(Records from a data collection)
....................

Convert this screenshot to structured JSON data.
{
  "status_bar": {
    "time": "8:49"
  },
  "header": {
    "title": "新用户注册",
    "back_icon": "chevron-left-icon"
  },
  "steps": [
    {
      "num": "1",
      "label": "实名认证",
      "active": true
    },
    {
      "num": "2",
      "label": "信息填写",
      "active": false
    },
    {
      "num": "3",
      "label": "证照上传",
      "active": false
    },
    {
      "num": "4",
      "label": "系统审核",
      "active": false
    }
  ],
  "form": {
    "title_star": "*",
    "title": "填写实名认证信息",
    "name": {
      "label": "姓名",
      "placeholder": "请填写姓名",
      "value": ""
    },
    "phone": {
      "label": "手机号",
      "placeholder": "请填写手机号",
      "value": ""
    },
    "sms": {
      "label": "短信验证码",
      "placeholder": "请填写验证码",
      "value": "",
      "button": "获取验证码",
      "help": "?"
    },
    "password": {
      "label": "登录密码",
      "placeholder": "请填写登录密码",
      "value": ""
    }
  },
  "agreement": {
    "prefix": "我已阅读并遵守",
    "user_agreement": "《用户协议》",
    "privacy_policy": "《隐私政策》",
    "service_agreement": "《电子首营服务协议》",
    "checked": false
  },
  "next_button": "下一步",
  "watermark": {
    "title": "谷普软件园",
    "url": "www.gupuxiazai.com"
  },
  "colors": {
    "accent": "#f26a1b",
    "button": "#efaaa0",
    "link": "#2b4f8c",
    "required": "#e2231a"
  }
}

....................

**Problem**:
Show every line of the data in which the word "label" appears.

**Exercise answer**:
      "label": "实名认证",
      "label": "信息填写",
      "label": "证照上传",
      "label": "系统审核",
      "label": "姓名",
      "label": "手机号",
      "label": "短信验证码",
      "label": "登录密码",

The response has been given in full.